- [Brief]: With the pictures removed, write out the data below exactly.

[Dataset items]
--------------------------------------------------

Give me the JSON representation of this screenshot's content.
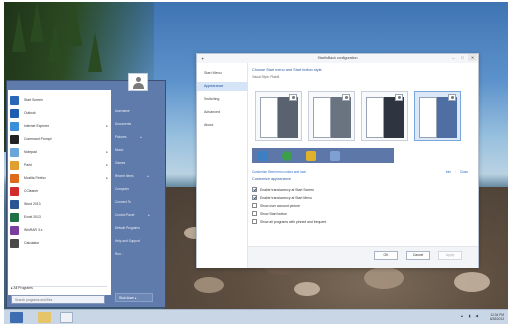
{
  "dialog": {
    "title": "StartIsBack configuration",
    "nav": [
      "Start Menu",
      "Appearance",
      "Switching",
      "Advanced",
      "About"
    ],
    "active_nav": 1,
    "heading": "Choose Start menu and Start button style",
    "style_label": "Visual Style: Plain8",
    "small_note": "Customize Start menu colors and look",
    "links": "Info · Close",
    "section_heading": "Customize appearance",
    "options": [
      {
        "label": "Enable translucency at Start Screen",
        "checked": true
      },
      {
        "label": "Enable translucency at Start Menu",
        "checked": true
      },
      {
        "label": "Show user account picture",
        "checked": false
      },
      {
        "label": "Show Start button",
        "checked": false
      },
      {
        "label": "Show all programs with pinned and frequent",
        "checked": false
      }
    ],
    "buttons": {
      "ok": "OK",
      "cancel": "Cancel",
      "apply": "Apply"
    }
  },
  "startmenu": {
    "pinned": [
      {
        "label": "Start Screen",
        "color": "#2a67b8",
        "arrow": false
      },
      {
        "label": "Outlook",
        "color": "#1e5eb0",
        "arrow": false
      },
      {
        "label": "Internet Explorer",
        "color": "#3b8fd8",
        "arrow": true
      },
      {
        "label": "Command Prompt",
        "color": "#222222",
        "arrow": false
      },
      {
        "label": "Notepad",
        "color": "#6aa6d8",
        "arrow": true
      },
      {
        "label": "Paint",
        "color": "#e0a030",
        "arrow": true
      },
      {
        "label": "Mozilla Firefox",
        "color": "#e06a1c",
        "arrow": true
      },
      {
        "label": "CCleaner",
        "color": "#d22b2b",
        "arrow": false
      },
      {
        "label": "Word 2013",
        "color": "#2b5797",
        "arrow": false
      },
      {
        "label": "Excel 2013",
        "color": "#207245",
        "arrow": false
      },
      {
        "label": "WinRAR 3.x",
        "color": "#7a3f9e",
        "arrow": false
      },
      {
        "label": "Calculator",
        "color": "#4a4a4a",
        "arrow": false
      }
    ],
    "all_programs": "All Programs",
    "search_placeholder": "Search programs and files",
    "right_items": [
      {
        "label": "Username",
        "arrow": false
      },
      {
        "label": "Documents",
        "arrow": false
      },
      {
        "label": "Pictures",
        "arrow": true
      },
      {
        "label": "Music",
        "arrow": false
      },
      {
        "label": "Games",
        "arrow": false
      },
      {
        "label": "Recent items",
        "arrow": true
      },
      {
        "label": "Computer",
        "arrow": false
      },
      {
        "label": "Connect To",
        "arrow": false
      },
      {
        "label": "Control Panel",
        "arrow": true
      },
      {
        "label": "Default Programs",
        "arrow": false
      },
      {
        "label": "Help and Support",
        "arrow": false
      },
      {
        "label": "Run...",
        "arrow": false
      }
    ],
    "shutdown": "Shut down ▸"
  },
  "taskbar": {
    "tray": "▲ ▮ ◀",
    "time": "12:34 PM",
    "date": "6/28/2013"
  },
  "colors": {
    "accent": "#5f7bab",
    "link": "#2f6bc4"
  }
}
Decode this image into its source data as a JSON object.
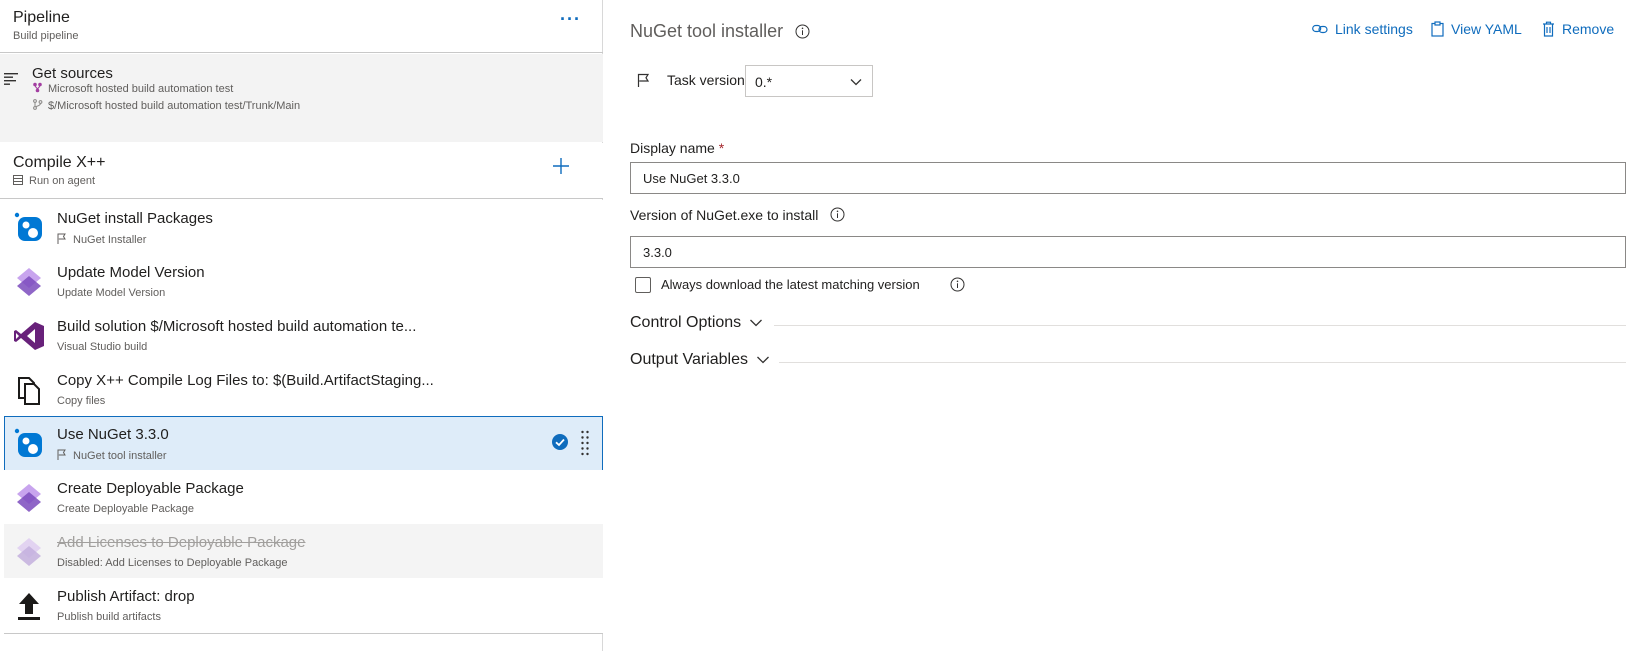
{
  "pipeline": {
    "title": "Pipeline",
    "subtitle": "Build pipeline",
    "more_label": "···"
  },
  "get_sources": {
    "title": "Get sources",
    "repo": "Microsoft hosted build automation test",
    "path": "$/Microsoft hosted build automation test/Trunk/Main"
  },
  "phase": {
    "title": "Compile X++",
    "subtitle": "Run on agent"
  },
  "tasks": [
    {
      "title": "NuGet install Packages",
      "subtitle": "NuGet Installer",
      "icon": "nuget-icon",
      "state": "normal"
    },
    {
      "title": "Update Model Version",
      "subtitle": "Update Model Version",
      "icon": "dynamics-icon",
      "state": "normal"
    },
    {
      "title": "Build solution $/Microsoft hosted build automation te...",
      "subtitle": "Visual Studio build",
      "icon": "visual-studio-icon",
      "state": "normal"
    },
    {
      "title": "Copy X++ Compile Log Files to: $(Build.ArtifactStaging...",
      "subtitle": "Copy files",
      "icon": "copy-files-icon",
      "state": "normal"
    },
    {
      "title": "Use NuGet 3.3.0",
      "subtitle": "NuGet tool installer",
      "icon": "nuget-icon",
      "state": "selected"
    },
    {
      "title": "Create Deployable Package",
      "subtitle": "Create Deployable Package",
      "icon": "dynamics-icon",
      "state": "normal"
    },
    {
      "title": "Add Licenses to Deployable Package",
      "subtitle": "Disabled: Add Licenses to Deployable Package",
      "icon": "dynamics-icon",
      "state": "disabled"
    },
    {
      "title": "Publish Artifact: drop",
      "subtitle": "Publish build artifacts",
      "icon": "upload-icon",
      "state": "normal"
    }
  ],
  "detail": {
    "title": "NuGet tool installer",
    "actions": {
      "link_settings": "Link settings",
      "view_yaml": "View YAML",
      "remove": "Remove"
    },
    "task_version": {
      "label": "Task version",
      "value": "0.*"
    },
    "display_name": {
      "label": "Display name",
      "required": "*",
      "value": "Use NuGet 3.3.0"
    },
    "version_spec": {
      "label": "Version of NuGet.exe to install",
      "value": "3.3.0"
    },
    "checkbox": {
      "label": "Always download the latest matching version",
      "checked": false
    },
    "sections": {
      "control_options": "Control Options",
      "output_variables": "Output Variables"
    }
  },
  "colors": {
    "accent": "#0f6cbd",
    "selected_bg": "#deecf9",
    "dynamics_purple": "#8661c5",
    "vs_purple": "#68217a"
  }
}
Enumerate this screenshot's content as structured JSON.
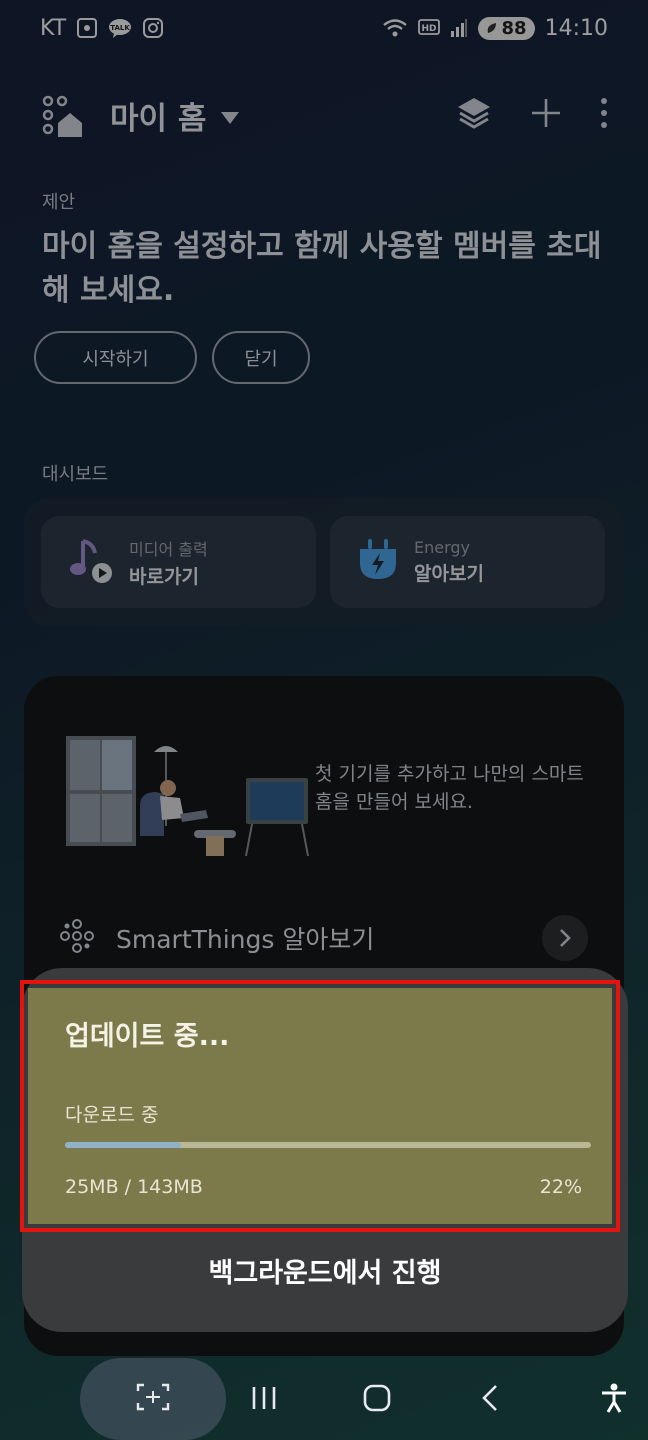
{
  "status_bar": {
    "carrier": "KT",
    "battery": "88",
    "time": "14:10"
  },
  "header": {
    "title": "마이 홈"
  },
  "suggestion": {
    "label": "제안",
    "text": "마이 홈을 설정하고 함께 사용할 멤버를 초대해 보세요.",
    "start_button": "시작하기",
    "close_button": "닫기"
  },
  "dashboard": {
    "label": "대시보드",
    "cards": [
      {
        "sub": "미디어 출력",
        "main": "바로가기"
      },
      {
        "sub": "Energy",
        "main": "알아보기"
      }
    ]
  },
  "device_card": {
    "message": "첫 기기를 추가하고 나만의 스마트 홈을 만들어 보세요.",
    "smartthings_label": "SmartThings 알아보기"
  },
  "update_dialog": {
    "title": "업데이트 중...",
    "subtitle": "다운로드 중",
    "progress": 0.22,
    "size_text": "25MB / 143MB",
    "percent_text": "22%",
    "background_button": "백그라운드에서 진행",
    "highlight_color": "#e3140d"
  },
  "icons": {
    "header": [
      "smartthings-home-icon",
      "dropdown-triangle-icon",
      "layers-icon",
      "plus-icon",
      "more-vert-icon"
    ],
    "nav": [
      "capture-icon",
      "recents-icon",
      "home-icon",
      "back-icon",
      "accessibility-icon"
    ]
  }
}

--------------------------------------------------

- [Exercise answer]:
Give me the JSON representation of this screenshot's content.
{
  "dialog": {
    "title": "StartIsBack configuration",
    "nav": [
      "Start Menu",
      "Appearance",
      "Switching",
      "Advanced",
      "About"
    ],
    "active_nav": 1,
    "heading": "Choose Start menu and Start button style",
    "style_label": "Visual Style: Plain8",
    "small_note": "Customize Start menu colors and look",
    "links": "Info · Close",
    "section_heading": "Customize appearance",
    "options": [
      {
        "label": "Enable translucency at Start Screen",
        "checked": true
      },
      {
        "label": "Enable translucency at Start Menu",
        "checked": true
      },
      {
        "label": "Show user account picture",
        "checked": false
      },
      {
        "label": "Show Start button",
        "checked": false
      },
      {
        "label": "Show all programs with pinned and frequent",
        "checked": false
      }
    ],
    "buttons": {
      "ok": "OK",
      "cancel": "Cancel",
      "apply": "Apply"
    }
  },
  "startmenu": {
    "pinned": [
      {
        "label": "Start Screen",
        "color": "#2a67b8",
        "arrow": false
      },
      {
        "label": "Outlook",
        "color": "#1e5eb0",
        "arrow": false
      },
      {
        "label": "Internet Explorer",
        "color": "#3b8fd8",
        "arrow": true
      },
      {
        "label": "Command Prompt",
        "color": "#222222",
        "arrow": false
      },
      {
        "label": "Notepad",
        "color": "#6aa6d8",
        "arrow": true
      },
      {
        "label": "Paint",
        "color": "#e0a030",
        "arrow": true
      },
      {
        "label": "Mozilla Firefox",
        "color": "#e06a1c",
        "arrow": true
      },
      {
        "label": "CCleaner",
        "color": "#d22b2b",
        "arrow": false
      },
      {
        "label": "Word 2013",
        "color": "#2b5797",
        "arrow": false
      },
      {
        "label": "Excel 2013",
        "color": "#207245",
        "arrow": false
      },
      {
        "label": "WinRAR 3.x",
        "color": "#7a3f9e",
        "arrow": false
      },
      {
        "label": "Calculator",
        "color": "#4a4a4a",
        "arrow": false
      }
    ],
    "all_programs": "All Programs",
    "search_placeholder": "Search programs and files",
    "right_items": [
      {
        "label": "Username",
        "arrow": false
      },
      {
        "label": "Documents",
        "arrow": false
      },
      {
        "label": "Pictures",
        "arrow": true
      },
      {
        "label": "Music",
        "arrow": false
      },
      {
        "label": "Games",
        "arrow": false
      },
      {
        "label": "Recent items",
        "arrow": true
      },
      {
        "label": "Computer",
        "arrow": false
      },
      {
        "label": "Connect To",
        "arrow": false
      },
      {
        "label": "Control Panel",
        "arrow": true
      },
      {
        "label": "Default Programs",
        "arrow": false
      },
      {
        "label": "Help and Support",
        "arrow": false
      },
      {
        "label": "Run...",
        "arrow": false
      }
    ],
    "shutdown": "Shut down ▸"
  },
  "taskbar": {
    "tray": "▲ ▮ ◀",
    "time": "12:34 PM",
    "date": "6/28/2013"
  },
  "colors": {
    "accent": "#5f7bab",
    "link": "#2f6bc4"
  }
}
Decode this image into its source data as a JSON object.
{
  "pipeline": {
    "title": "Pipeline",
    "subtitle": "Build pipeline",
    "more_label": "···"
  },
  "get_sources": {
    "title": "Get sources",
    "repo": "Microsoft hosted build automation test",
    "path": "$/Microsoft hosted build automation test/Trunk/Main"
  },
  "phase": {
    "title": "Compile X++",
    "subtitle": "Run on agent"
  },
  "tasks": [
    {
      "title": "NuGet install Packages",
      "subtitle": "NuGet Installer",
      "icon": "nuget-icon",
      "state": "normal"
    },
    {
      "title": "Update Model Version",
      "subtitle": "Update Model Version",
      "icon": "dynamics-icon",
      "state": "normal"
    },
    {
      "title": "Build solution $/Microsoft hosted build automation te...",
      "subtitle": "Visual Studio build",
      "icon": "visual-studio-icon",
      "state": "normal"
    },
    {
      "title": "Copy X++ Compile Log Files to: $(Build.ArtifactStaging...",
      "subtitle": "Copy files",
      "icon": "copy-files-icon",
      "state": "normal"
    },
    {
      "title": "Use NuGet 3.3.0",
      "subtitle": "NuGet tool installer",
      "icon": "nuget-icon",
      "state": "selected"
    },
    {
      "title": "Create Deployable Package",
      "subtitle": "Create Deployable Package",
      "icon": "dynamics-icon",
      "state": "normal"
    },
    {
      "title": "Add Licenses to Deployable Package",
      "subtitle": "Disabled: Add Licenses to Deployable Package",
      "icon": "dynamics-icon",
      "state": "disabled"
    },
    {
      "title": "Publish Artifact: drop",
      "subtitle": "Publish build artifacts",
      "icon": "upload-icon",
      "state": "normal"
    }
  ],
  "detail": {
    "title": "NuGet tool installer",
    "actions": {
      "link_settings": "Link settings",
      "view_yaml": "View YAML",
      "remove": "Remove"
    },
    "task_version": {
      "label": "Task version",
      "value": "0.*"
    },
    "display_name": {
      "label": "Display name",
      "required": "*",
      "value": "Use NuGet 3.3.0"
    },
    "version_spec": {
      "label": "Version of NuGet.exe to install",
      "value": "3.3.0"
    },
    "checkbox": {
      "label": "Always download the latest matching version",
      "checked": false
    },
    "sections": {
      "control_options": "Control Options",
      "output_variables": "Output Variables"
    }
  },
  "colors": {
    "accent": "#0f6cbd",
    "selected_bg": "#deecf9",
    "dynamics_purple": "#8661c5",
    "vs_purple": "#68217a"
  }
}
Enumerate this screenshot's content as structured JSON.
{
  "status_bar": {
    "carrier": "KT",
    "battery": "88",
    "time": "14:10"
  },
  "header": {
    "title": "마이 홈"
  },
  "suggestion": {
    "label": "제안",
    "text": "마이 홈을 설정하고 함께 사용할 멤버를 초대해 보세요.",
    "start_button": "시작하기",
    "close_button": "닫기"
  },
  "dashboard": {
    "label": "대시보드",
    "cards": [
      {
        "sub": "미디어 출력",
        "main": "바로가기"
      },
      {
        "sub": "Energy",
        "main": "알아보기"
      }
    ]
  },
  "device_card": {
    "message": "첫 기기를 추가하고 나만의 스마트 홈을 만들어 보세요.",
    "smartthings_label": "SmartThings 알아보기"
  },
  "update_dialog": {
    "title": "업데이트 중...",
    "subtitle": "다운로드 중",
    "progress": 0.22,
    "size_text": "25MB / 143MB",
    "percent_text": "22%",
    "background_button": "백그라운드에서 진행",
    "highlight_color": "#e3140d"
  },
  "icons": {
    "header": [
      "smartthings-home-icon",
      "dropdown-triangle-icon",
      "layers-icon",
      "plus-icon",
      "more-vert-icon"
    ],
    "nav": [
      "capture-icon",
      "recents-icon",
      "home-icon",
      "back-icon",
      "accessibility-icon"
    ]
  }
}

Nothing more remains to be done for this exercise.